This is a very difficult question! At Grain Street, we have ‘Black lasagne with calamari, squid ink, and nduja’, which is very popular. At Under Grain, one of my signature dishes ‘Baked white chocolate cheesecake, passion fruit, and marjoram sorbet’, is extremely popular. I have been doing the latter for 20 years and I’m always improving the recipe.
5. Where do you get your inspiration?
This is a commonly asked question! I find inspiration from anywhere and everywhere, particularly seasons, different ingredients, colors, paintings, and so many more. I do a lot of research, read many books, and travel around the world (pre-COVID-19).
I go to places where there is an interesting food culture so that I can learn more. Before visiting a restaurant, I conduct my own research on the chef and his/her style of cooking!
6. You’ve recently been awarded the highly coveted MICHELIN star. What was that like?
I cannot put the feeling into words. We were over the moon and it has been a life-long dream of mine. I have been dreaming of being awarded a MICHELIN star for 25 years. Every professional chef’s dream is to get this achievement – it’s like the Oscars for artists, you cannot do any better.
We put a lot of hard work into Under Grain but we were also surprised to receive this award since normally it takes years to get it. Receiving the award after 5 months of opening was all the more rewarding.
7. Tell us a bit about Maltese cuisine? What makes it special and what are the top Maltese dishes we absolutely need to try out?
What’s special about Maltese cuisine is that it has a lot of influences and, therefore, so many flavours. You have Italian, African, English – the mix makes it all the more interesting. My favourite Maltese dish is definitely rabbit. I cook and eat rabbit once a week so I would definitely recommend anyone to taste it.
8. What do you regard as the quintessential Maltese ingredient?
Maltese cuisine is made up of a lot of Mediterranean influences, all containing healthy ingredients. It’s what makes Maltese dishes so pure and interesting.
9. What’s your favorite place to visit in Malta?
Malta is beautiful but one of my favorite places is definitely Mdina. The silent city is magical, especially at night. I also love Dingli Cliffs for its spectacular views.
10. What’s the most underrated foodie destination?

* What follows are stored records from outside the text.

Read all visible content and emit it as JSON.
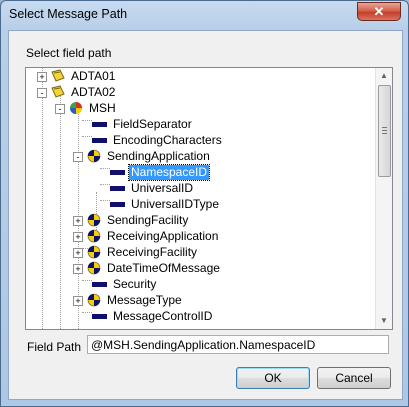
{
  "window": {
    "title": "Select Message Path",
    "close_glyph": "✕"
  },
  "tree": {
    "label": "Select field path",
    "rows": [
      {
        "label": "ADTA01",
        "icon": "message-icon",
        "expander": "+"
      },
      {
        "label": "ADTA02",
        "icon": "message-icon",
        "expander": "-"
      },
      {
        "label": "MSH",
        "icon": "segment-icon",
        "expander": "-"
      },
      {
        "label": "FieldSeparator",
        "icon": "field-icon",
        "expander": ""
      },
      {
        "label": "EncodingCharacters",
        "icon": "field-icon",
        "expander": ""
      },
      {
        "label": "SendingApplication",
        "icon": "composite-icon",
        "expander": "-"
      },
      {
        "label": "NamespaceID",
        "icon": "field-icon",
        "expander": "",
        "selected": true
      },
      {
        "label": "UniversalID",
        "icon": "field-icon",
        "expander": ""
      },
      {
        "label": "UniversalIDType",
        "icon": "field-icon",
        "expander": ""
      },
      {
        "label": "SendingFacility",
        "icon": "composite-icon",
        "expander": "+"
      },
      {
        "label": "ReceivingApplication",
        "icon": "composite-icon",
        "expander": "+"
      },
      {
        "label": "ReceivingFacility",
        "icon": "composite-icon",
        "expander": "+"
      },
      {
        "label": "DateTimeOfMessage",
        "icon": "composite-icon",
        "expander": "+"
      },
      {
        "label": "Security",
        "icon": "field-icon",
        "expander": ""
      },
      {
        "label": "MessageType",
        "icon": "composite-icon",
        "expander": "+"
      },
      {
        "label": "MessageControlID",
        "icon": "field-icon",
        "expander": ""
      }
    ]
  },
  "field_path": {
    "label": "Field Path",
    "value": "@MSH.SendingApplication.NamespaceID"
  },
  "buttons": {
    "ok": "OK",
    "cancel": "Cancel"
  }
}
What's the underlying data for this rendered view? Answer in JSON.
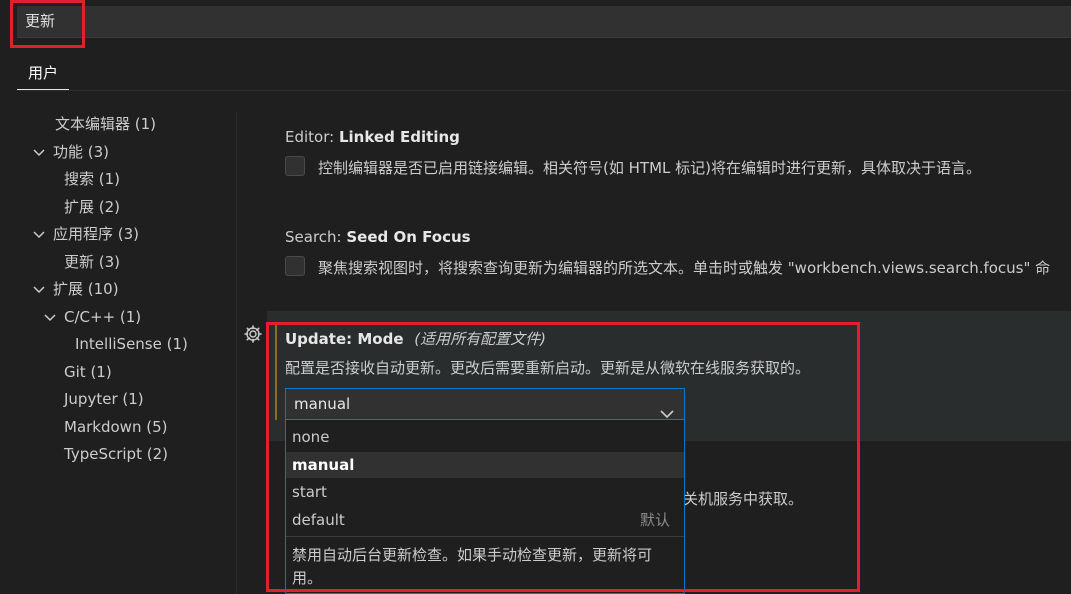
{
  "search": {
    "value": "更新"
  },
  "tabs": [
    {
      "label": "用户"
    }
  ],
  "toc": [
    {
      "label": "文本编辑器 (1)"
    },
    {
      "label": "功能 (3)"
    },
    {
      "label": "搜索 (1)"
    },
    {
      "label": "扩展 (2)"
    },
    {
      "label": "应用程序 (3)"
    },
    {
      "label": "更新 (3)"
    },
    {
      "label": "扩展 (10)"
    },
    {
      "label": "C/C++ (1)"
    },
    {
      "label": "IntelliSense (1)"
    },
    {
      "label": "Git (1)"
    },
    {
      "label": "Jupyter (1)"
    },
    {
      "label": "Markdown (5)"
    },
    {
      "label": "TypeScript (2)"
    }
  ],
  "settings": {
    "linked_editing": {
      "category": "Editor: ",
      "name": "Linked Editing",
      "description": "控制编辑器是否已启用链接编辑。相关符号(如 HTML 标记)将在编辑时进行更新，具体取决于语言。"
    },
    "seed_on_focus": {
      "category": "Search: ",
      "name": "Seed On Focus",
      "description": "聚焦搜索视图时，将搜索查询更新为编辑器的所选文本。单击时或触发 \"workbench.views.search.focus\" 命"
    },
    "update_mode": {
      "category": "Update: ",
      "name": "Mode",
      "scope": "(适用所有配置文件)",
      "description": "配置是否接收自动更新。更改后需要重新启动。更新是从微软在线服务获取的。",
      "selected": "manual",
      "options": [
        {
          "label": "none",
          "hint": ""
        },
        {
          "label": "manual",
          "hint": ""
        },
        {
          "label": "start",
          "hint": ""
        },
        {
          "label": "default",
          "hint": "默认"
        }
      ],
      "option_description": "禁用自动后台更新检查。如果手动检查更新，更新将可用。"
    },
    "partial_next_description": "关机服务中获取。"
  },
  "colors": {
    "background": "#1f1f1f",
    "focus_border": "#0078d4",
    "annotation_red": "#e02030",
    "modified_indicator": "#8a6d21"
  }
}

When thinking of foodie destinations, no one ever thinks of Portugal. Their food culture is very interesting and they have improved greatly over the years.
11. You are regarded as one of the best Maltese chefs, if not the best. What sets a top chef apart from the pack?
I would never say the best! I believe that passion sets a chef apart. This profession is a way of living and not simply a job. It entails a lot of hard work, focus and detail in everything that you do.
Passion sets a chef apart. This profession is a way of living and not simply a job. It entails a lot of hard work, focus and detail in everything that you do.Chef Victor Borg
12. Do you have a signature dish or a favorite dish that you enjoy cooking?
As mentioned previously, one of my signature dishes is ‘Baked white chocolate cheesecake, passion fruit and marjoram sorbet’. I enjoy cooking everything but mostly pasta, meat, and fish dishes.
13. What’s the best meal you’ve ever had?
Another difficult question! However, one of the best meals I’ve ever had was in Switzerland. It was so good that I remember exactly what I ordered in this 9-course meal. It was 25 years ago at Hotel De Ville and cooked by a three MICHELIN-star chef.
14. What advice would you give to someone who wants to become a successful chef?
My advice would be to put your head down and do the work.
Try and always work with the best and understand that it takes a lot of hard work to become a successful chef.Chef Victor Borg
15. Your best advice for amateur chefs?
I would suggest always cooking with fresh ingredients. I believe that that makes all the difference. Try different things – you won’t get it right the first time but practice makes perfect. You will get there!Chef Victor Borg